careful in how and where they are employed.
Lemon juice was quite often used when one wished to put pen to paper
and keep the words safe from prying eyes. All one had to do was dip
the pen into the juice of a lemon, and write whatever you wished on a
blank piece of paper and voila,, in a few moments, the paper was once
again appeared blank to the nake eye. By holding it to a candle
flame, your message appeared to the reader. One could even write over
the secret message with standard ink and noone was the wiser.
Modern Substitution Codes
During World War Two, both the Japanese and the Germans developed
codes which were supposedly "unbreakable". The Japanese called their
code "Purple" in honor of the Emperor Hirohito, and the Germans was
called "Enigma". Both were by subsitutions codes of the type
mentioned earlier. However, there was a twist.
The "keys" could be changed on a moments notice by the sender. This
simple change made decryption much more difficult by the opposing
party. In fact, it was practically impossible given the technology of
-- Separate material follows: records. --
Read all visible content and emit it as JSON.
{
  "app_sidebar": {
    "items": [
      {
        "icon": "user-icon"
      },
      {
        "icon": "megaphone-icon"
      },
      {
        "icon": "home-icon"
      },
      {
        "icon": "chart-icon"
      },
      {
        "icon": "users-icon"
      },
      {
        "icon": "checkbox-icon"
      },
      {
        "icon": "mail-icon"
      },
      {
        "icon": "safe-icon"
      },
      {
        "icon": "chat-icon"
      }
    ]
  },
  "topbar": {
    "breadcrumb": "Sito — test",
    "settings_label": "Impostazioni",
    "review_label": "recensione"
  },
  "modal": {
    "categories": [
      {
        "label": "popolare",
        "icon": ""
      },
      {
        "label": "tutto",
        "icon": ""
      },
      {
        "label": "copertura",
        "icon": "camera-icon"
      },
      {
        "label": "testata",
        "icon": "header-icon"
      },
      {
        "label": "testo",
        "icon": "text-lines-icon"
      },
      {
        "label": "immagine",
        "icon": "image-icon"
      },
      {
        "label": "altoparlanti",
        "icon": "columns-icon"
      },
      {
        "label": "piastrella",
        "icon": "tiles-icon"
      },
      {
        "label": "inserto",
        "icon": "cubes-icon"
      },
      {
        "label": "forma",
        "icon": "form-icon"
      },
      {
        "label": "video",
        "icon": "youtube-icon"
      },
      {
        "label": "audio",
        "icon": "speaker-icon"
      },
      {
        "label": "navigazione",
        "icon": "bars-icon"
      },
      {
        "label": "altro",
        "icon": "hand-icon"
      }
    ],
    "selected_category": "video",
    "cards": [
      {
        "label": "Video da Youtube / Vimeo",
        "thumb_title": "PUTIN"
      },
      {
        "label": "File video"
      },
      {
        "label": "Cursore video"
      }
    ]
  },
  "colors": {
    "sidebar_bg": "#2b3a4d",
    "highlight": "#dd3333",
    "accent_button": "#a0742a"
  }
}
the day. In the case of the Japanese codes, it was only by capturing
one of the "Purple" machines that the Allies were able to decrypt
messages at all. In the case of the German "Enigma" codes, it was a
combination of sheer luck and brute force which allowed British to
decode the most critical German communications.
Sheer Luck And Brute Force
By chance, or the favor of Divine Providence, the British found a way
to decipher the German Enigman code. What is truly unbelievable is
that the Nazi High Command never bothered to institute a regimen of
changing their code keys.
What this means is that they got complacent. They had something which
they figured could "never" be broken, in spite of all the historical
evidence. The Nazi codes were, by todays standards, ridiculously
simple. They had a "key length" no longer than the alpabet. That is
26 X 26.
Once the British figured out how to break this code, they could read
even the most sensitive of German communications with ease.
What WE Have Today
I am so very happy to be alive today. What is available to the
dedicated freedom lover as far as encryption technology today is very
nearly mind boggling. Anyone who wishes to make their communications
over the internet secure has an incredible array of tools at their
disposal for almsot no cost at all.
If one has a wish to send or receive "private" email or visit
websites with total anonymity, one need only visit
you can send completely anonymous emails and visit websites with
total privacy. Another provider called
Zero Knowledge will provide
The state of encryption technology available today is truly
Pretty Good Privacy
is an encryption tool which the United States
Government has classified as a "munitions" device. This fact alone
should make it first on the list for any Freedom loving individual to
have. Yes, it can be broken. But, "cracking" PGP requires an
absolutely huge amount of time on the part of the most dedicated and
rich adversary. That fact alone makes it first on my list of things
to have and to USE on a daily basis.
Just imagine your local Government busybody having to fill out a
requisition form for hundreds of hours of mainframe time in order to
decrypt your mothers chocolate chip cookie recipe. If that doesn't
make you chuckle, then you don't belong here.
There is also a wonderful and very secure email service available
MailVault. If you are lucky enough to be selected for the Beta
trial these folks are running, I suggest you jump in with both feet.
[And don't forget HushMail
a free web-based secure mail service -- Webmaster]
Exercise Your Rights
You have the RIGHT to be secure, in your papers and effects.
Rights are like muscles my brothers and sisters. If you don't use
them, they will atrophy, become weak, and die. And if your sacred and
God given rights weaken and die, it will be no one's fault but your